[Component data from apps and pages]
┌──

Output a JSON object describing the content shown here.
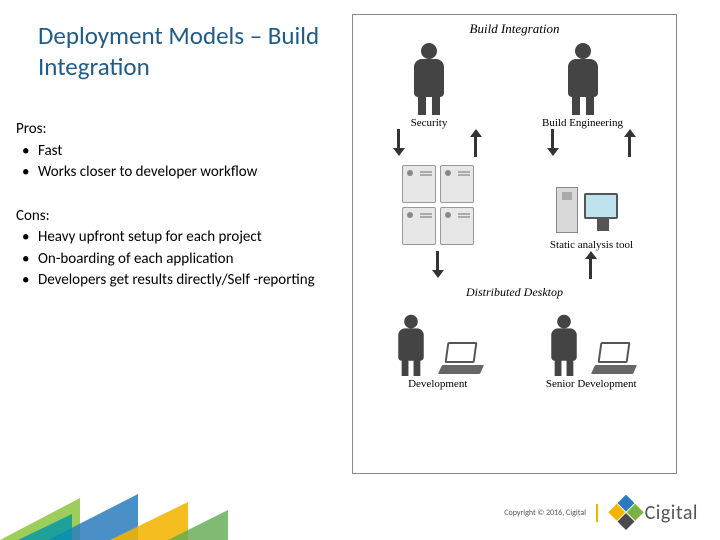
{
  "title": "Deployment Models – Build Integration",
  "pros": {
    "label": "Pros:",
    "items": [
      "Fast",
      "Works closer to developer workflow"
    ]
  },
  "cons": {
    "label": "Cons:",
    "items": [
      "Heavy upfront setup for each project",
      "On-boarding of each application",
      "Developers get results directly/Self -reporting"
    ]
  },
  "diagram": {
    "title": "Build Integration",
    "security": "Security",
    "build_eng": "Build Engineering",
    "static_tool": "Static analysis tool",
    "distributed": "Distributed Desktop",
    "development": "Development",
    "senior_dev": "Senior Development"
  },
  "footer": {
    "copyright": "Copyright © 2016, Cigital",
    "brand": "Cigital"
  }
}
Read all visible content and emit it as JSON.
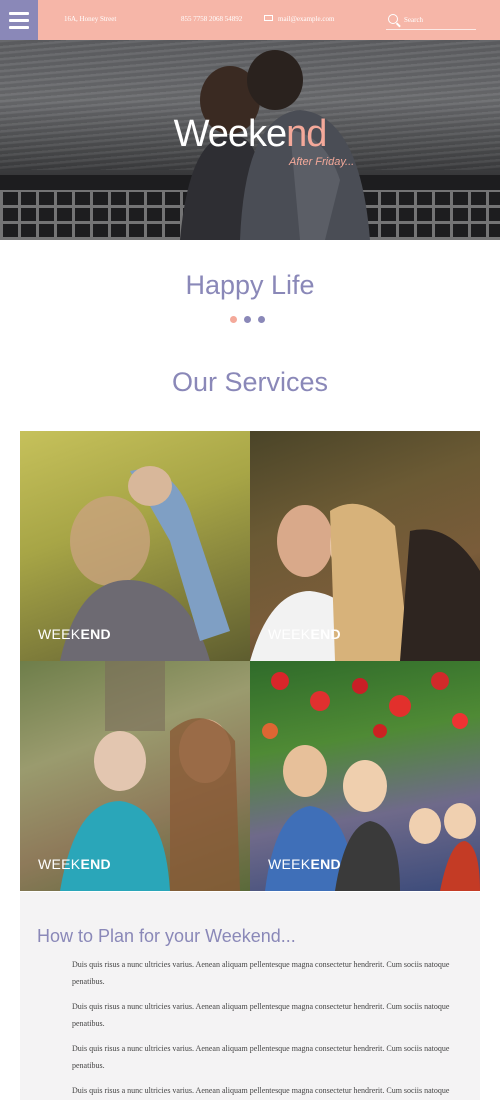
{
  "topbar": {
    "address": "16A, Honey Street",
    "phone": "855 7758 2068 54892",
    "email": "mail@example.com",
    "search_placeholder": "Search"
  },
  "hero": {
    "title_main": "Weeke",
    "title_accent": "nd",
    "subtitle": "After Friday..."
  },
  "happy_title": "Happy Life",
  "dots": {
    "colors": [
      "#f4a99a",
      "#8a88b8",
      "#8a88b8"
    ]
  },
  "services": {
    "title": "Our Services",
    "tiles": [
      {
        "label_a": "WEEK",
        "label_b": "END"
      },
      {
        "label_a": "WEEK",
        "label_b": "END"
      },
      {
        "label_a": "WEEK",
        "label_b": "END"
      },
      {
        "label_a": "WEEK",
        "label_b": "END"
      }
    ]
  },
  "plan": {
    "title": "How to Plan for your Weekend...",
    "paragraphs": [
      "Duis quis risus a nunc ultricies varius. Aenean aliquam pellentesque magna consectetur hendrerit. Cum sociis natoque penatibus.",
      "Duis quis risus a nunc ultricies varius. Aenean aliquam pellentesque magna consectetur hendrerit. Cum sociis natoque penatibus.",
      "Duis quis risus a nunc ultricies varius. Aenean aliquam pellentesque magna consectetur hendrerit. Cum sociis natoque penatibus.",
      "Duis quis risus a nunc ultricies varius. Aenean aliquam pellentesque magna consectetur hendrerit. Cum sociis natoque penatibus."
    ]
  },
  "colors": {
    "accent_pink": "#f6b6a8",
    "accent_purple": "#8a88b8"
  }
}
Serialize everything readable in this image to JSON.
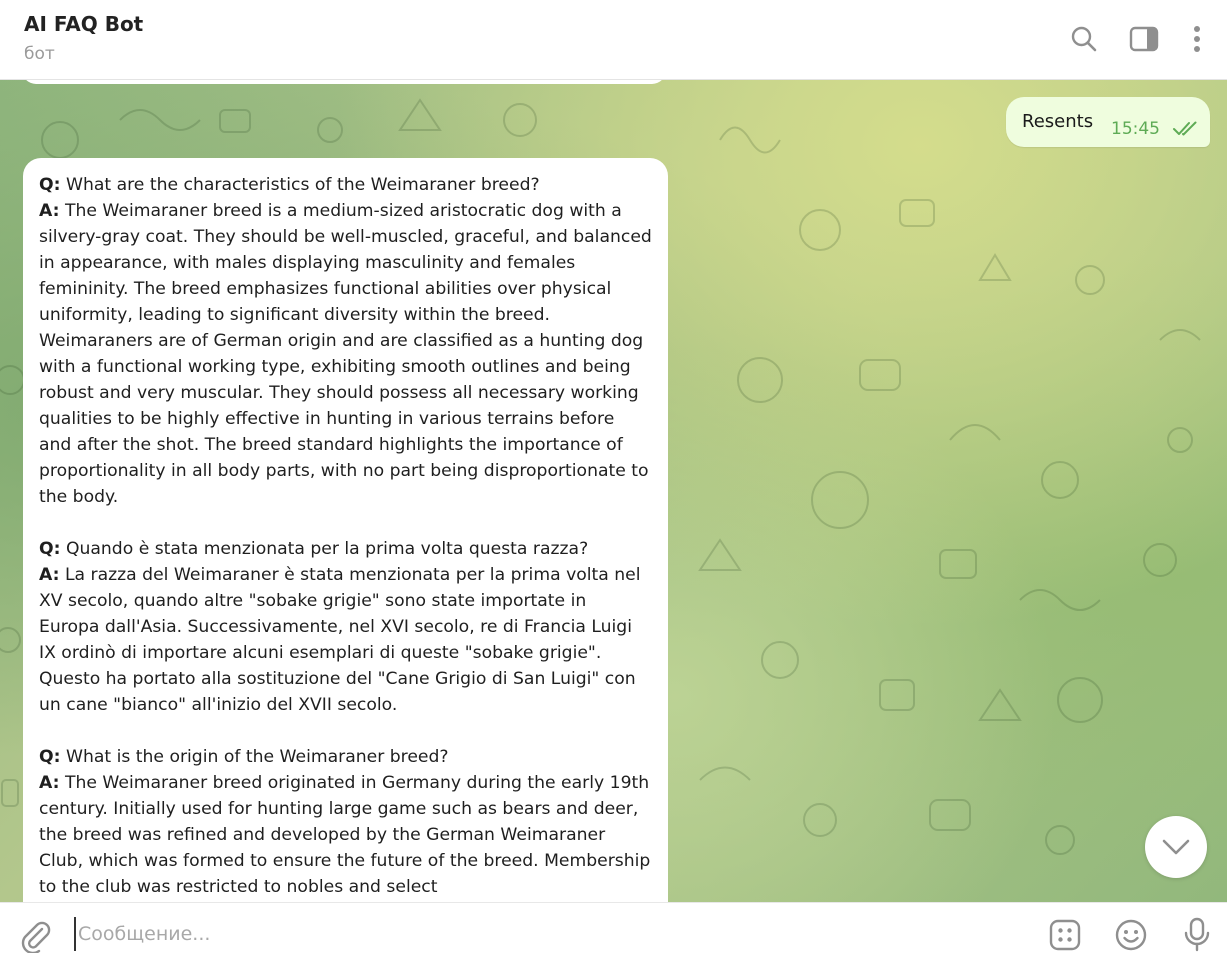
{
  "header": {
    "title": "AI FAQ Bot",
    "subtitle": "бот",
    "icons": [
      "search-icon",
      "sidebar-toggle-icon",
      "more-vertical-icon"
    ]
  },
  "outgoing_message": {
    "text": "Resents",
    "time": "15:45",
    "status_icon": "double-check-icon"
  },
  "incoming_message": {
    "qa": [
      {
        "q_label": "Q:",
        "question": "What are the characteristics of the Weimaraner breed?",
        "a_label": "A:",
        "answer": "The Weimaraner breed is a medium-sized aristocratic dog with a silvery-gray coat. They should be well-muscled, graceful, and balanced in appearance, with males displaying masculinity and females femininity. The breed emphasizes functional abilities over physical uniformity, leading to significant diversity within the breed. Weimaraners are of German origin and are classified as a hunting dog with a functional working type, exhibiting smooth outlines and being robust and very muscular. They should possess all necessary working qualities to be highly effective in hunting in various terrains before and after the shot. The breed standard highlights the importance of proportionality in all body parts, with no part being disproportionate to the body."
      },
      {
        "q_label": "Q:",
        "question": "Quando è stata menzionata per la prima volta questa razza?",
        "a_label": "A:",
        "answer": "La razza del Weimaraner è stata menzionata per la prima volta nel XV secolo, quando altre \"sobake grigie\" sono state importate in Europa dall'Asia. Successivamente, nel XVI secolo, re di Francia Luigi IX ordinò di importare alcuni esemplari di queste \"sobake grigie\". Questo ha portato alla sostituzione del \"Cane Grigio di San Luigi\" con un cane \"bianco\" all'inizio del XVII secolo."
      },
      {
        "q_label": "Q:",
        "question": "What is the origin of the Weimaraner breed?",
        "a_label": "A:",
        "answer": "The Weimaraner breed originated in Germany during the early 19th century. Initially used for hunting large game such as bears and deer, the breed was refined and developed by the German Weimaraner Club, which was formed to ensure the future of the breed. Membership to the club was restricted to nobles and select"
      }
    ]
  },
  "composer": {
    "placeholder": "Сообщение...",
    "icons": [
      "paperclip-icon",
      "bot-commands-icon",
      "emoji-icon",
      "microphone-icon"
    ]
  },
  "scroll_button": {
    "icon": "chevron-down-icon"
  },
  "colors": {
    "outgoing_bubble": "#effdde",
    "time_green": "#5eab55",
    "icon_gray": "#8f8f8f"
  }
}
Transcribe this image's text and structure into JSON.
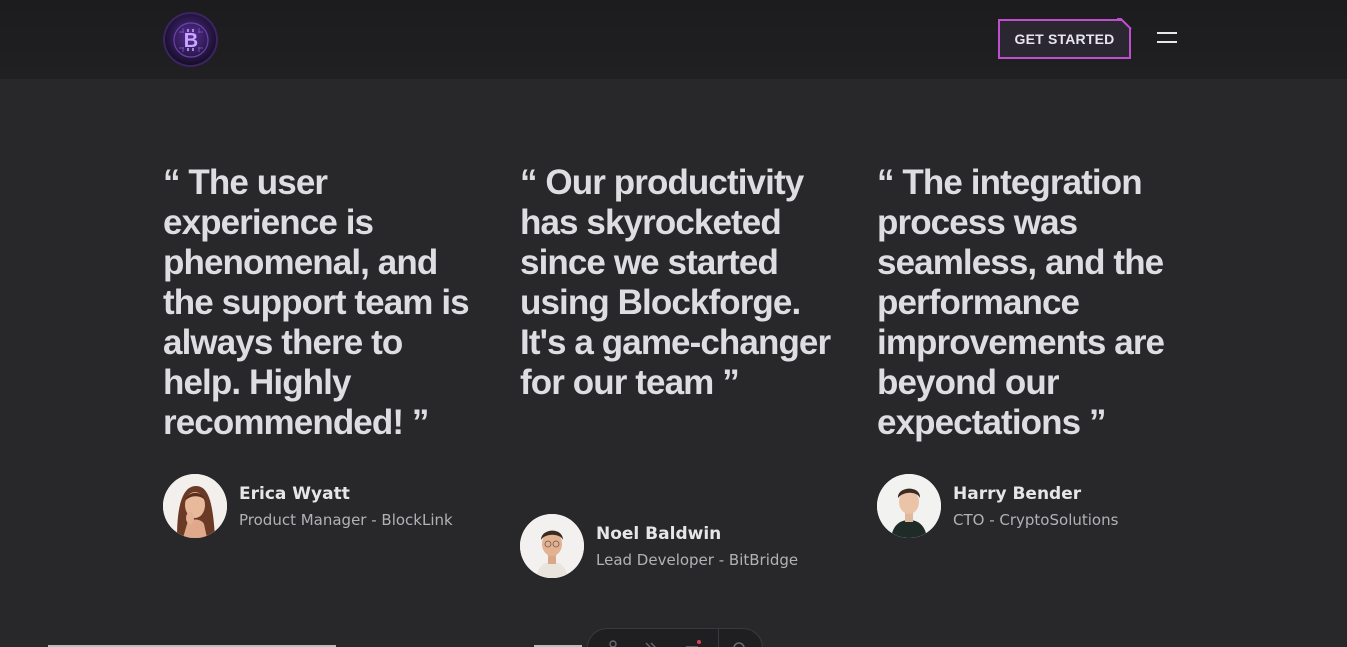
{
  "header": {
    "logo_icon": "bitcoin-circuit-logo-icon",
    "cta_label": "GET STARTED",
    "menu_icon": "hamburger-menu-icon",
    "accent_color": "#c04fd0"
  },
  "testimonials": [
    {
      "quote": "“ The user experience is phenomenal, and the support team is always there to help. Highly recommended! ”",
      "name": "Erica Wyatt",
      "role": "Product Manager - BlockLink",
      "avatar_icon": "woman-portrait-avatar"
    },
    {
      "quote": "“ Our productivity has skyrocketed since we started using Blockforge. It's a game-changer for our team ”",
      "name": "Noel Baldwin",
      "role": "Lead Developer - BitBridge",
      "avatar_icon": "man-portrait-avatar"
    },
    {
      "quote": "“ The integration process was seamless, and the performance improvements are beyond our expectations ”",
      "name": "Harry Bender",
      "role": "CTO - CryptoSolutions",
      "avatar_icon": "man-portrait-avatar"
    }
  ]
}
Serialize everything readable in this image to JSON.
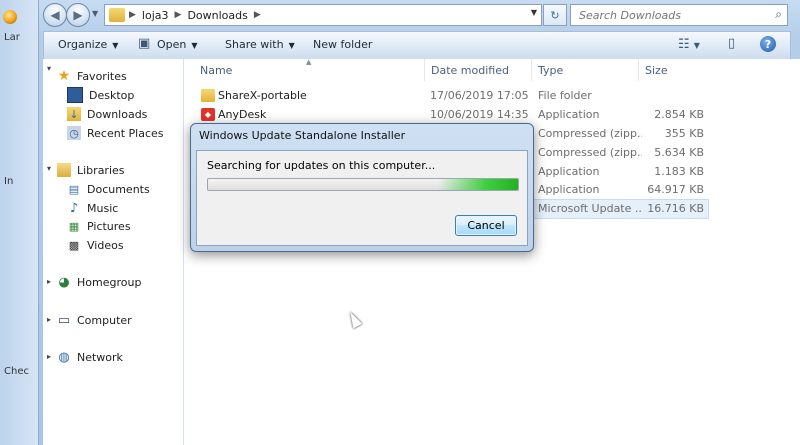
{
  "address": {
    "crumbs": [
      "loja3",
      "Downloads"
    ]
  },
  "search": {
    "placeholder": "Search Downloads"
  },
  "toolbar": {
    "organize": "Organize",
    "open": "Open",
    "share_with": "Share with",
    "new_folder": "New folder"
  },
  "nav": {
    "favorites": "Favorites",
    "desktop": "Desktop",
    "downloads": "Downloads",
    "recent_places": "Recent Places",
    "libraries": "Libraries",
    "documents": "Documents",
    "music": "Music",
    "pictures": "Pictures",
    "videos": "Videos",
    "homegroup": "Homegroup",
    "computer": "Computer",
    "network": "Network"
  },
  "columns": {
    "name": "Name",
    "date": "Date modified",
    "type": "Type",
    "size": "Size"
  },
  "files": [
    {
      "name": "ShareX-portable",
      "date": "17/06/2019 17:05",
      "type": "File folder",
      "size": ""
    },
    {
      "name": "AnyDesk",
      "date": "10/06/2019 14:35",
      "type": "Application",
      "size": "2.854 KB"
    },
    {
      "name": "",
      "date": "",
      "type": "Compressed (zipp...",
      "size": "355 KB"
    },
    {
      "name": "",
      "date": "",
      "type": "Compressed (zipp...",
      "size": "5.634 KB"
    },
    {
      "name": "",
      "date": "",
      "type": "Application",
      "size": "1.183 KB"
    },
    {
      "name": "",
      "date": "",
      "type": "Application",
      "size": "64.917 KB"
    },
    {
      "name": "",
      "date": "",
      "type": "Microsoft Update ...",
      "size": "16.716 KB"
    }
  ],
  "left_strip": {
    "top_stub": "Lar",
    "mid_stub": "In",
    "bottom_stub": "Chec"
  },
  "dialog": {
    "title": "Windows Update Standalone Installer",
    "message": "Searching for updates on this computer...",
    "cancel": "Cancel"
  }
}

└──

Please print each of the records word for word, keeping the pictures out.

Output a JSON object describing the content shown here.
{
  "title": "Deployment Models – Build Integration",
  "pros": {
    "label": "Pros:",
    "items": [
      "Fast",
      "Works closer to developer workflow"
    ]
  },
  "cons": {
    "label": "Cons:",
    "items": [
      "Heavy upfront setup for each project",
      "On-boarding of each application",
      "Developers get results directly/Self -reporting"
    ]
  },
  "diagram": {
    "title": "Build Integration",
    "security": "Security",
    "build_eng": "Build Engineering",
    "static_tool": "Static analysis tool",
    "distributed": "Distributed Desktop",
    "development": "Development",
    "senior_dev": "Senior Development"
  },
  "footer": {
    "copyright": "Copyright © 2016, Cigital",
    "brand": "Cigital"
  }
}
Read all visible content and emit it as JSON.
{
  "topbar": {
    "address": "16A, Honey Street",
    "phone": "855 7758 2068 54892",
    "email": "mail@example.com",
    "search_placeholder": "Search"
  },
  "hero": {
    "title_main": "Weeke",
    "title_accent": "nd",
    "subtitle": "After Friday..."
  },
  "happy_title": "Happy Life",
  "dots": {
    "colors": [
      "#f4a99a",
      "#8a88b8",
      "#8a88b8"
    ]
  },
  "services": {
    "title": "Our Services",
    "tiles": [
      {
        "label_a": "WEEK",
        "label_b": "END"
      },
      {
        "label_a": "WEEK",
        "label_b": "END"
      },
      {
        "label_a": "WEEK",
        "label_b": "END"
      },
      {
        "label_a": "WEEK",
        "label_b": "END"
      }
    ]
  },
  "plan": {
    "title": "How to Plan for your Weekend...",
    "paragraphs": [
      "Duis quis risus a nunc ultricies varius. Aenean aliquam pellentesque magna consectetur hendrerit. Cum sociis natoque penatibus.",
      "Duis quis risus a nunc ultricies varius. Aenean aliquam pellentesque magna consectetur hendrerit. Cum sociis natoque penatibus.",
      "Duis quis risus a nunc ultricies varius. Aenean aliquam pellentesque magna consectetur hendrerit. Cum sociis natoque penatibus.",
      "Duis quis risus a nunc ultricies varius. Aenean aliquam pellentesque magna consectetur hendrerit. Cum sociis natoque penatibus."
    ]
  },
  "colors": {
    "accent_pink": "#f6b6a8",
    "accent_purple": "#8a88b8"
  }
}
Serialize everything readable in this image to JSON.
{
  "header": {
    "title": "AI FAQ Bot",
    "subtitle": "бот",
    "icons": [
      "search-icon",
      "sidebar-toggle-icon",
      "more-vertical-icon"
    ]
  },
  "outgoing_message": {
    "text": "Resents",
    "time": "15:45",
    "status_icon": "double-check-icon"
  },
  "incoming_message": {
    "qa": [
      {
        "q_label": "Q:",
        "question": "What are the characteristics of the Weimaraner breed?",
        "a_label": "A:",
        "answer": "The Weimaraner breed is a medium-sized aristocratic dog with a silvery-gray coat. They should be well-muscled, graceful, and balanced in appearance, with males displaying masculinity and females femininity. The breed emphasizes functional abilities over physical uniformity, leading to significant diversity within the breed. Weimaraners are of German origin and are classified as a hunting dog with a functional working type, exhibiting smooth outlines and being robust and very muscular. They should possess all necessary working qualities to be highly effective in hunting in various terrains before and after the shot. The breed standard highlights the importance of proportionality in all body parts, with no part being disproportionate to the body."
      },
      {
        "q_label": "Q:",
        "question": "Quando è stata menzionata per la prima volta questa razza?",
        "a_label": "A:",
        "answer": "La razza del Weimaraner è stata menzionata per la prima volta nel XV secolo, quando altre \"sobake grigie\" sono state importate in Europa dall'Asia. Successivamente, nel XVI secolo, re di Francia Luigi IX ordinò di importare alcuni esemplari di queste \"sobake grigie\". Questo ha portato alla sostituzione del \"Cane Grigio di San Luigi\" con un cane \"bianco\" all'inizio del XVII secolo."
      },
      {
        "q_label": "Q:",
        "question": "What is the origin of the Weimaraner breed?",
        "a_label": "A:",
        "answer": "The Weimaraner breed originated in Germany during the early 19th century. Initially used for hunting large game such as bears and deer, the breed was refined and developed by the German Weimaraner Club, which was formed to ensure the future of the breed. Membership to the club was restricted to nobles and select"
      }
    ]
  },
  "composer": {
    "placeholder": "Сообщение...",
    "icons": [
      "paperclip-icon",
      "bot-commands-icon",
      "emoji-icon",
      "microphone-icon"
    ]
  },
  "scroll_button": {
    "icon": "chevron-down-icon"
  },
  "colors": {
    "outgoing_bubble": "#effdde",
    "time_green": "#5eab55",
    "icon_gray": "#8f8f8f"
  }
}
Transcribe this image's text and structure into JSON.
{
  "header": {
    "logo_icon": "bitcoin-circuit-logo-icon",
    "cta_label": "GET STARTED",
    "menu_icon": "hamburger-menu-icon",
    "accent_color": "#c04fd0"
  },
  "testimonials": [
    {
      "quote": "“ The user experience is phenomenal, and the support team is always there to help. Highly recommended! ”",
      "name": "Erica Wyatt",
      "role": "Product Manager - BlockLink",
      "avatar_icon": "woman-portrait-avatar"
    },
    {
      "quote": "“ Our productivity has skyrocketed since we started using Blockforge. It's a game-changer for our team ”",
      "name": "Noel Baldwin",
      "role": "Lead Developer - BitBridge",
      "avatar_icon": "man-portrait-avatar"
    },
    {
      "quote": "“ The integration process was seamless, and the performance improvements are beyond our expectations ”",
      "name": "Harry Bender",
      "role": "CTO - CryptoSolutions",
      "avatar_icon": "man-portrait-avatar"
    }
  ]
}
Serialize everything readable in this image to JSON.
{
  "address": {
    "crumbs": [
      "loja3",
      "Downloads"
    ]
  },
  "search": {
    "placeholder": "Search Downloads"
  },
  "toolbar": {
    "organize": "Organize",
    "open": "Open",
    "share_with": "Share with",
    "new_folder": "New folder"
  },
  "nav": {
    "favorites": "Favorites",
    "desktop": "Desktop",
    "downloads": "Downloads",
    "recent_places": "Recent Places",
    "libraries": "Libraries",
    "documents": "Documents",
    "music": "Music",
    "pictures": "Pictures",
    "videos": "Videos",
    "homegroup": "Homegroup",
    "computer": "Computer",
    "network": "Network"
  },
  "columns": {
    "name": "Name",
    "date": "Date modified",
    "type": "Type",
    "size": "Size"
  },
  "files": [
    {
      "name": "ShareX-portable",
      "date": "17/06/2019 17:05",
      "type": "File folder",
      "size": ""
    },
    {
      "name": "AnyDesk",
      "date": "10/06/2019 14:35",
      "type": "Application",
      "size": "2.854 KB"
    },
    {
      "name": "",
      "date": "",
      "type": "Compressed (zipp...",
      "size": "355 KB"
    },
    {
      "name": "",
      "date": "",
      "type": "Compressed (zipp...",
      "size": "5.634 KB"
    },
    {
      "name": "",
      "date": "",
      "type": "Application",
      "size": "1.183 KB"
    },
    {
      "name": "",
      "date": "",
      "type": "Application",
      "size": "64.917 KB"
    },
    {
      "name": "",
      "date": "",
      "type": "Microsoft Update ...",
      "size": "16.716 KB"
    }
  ],
  "left_strip": {
    "top_stub": "Lar",
    "mid_stub": "In",
    "bottom_stub": "Chec"
  },
  "dialog": {
    "title": "Windows Update Standalone Installer",
    "message": "Searching for updates on this computer...",
    "cancel": "Cancel"
  }
}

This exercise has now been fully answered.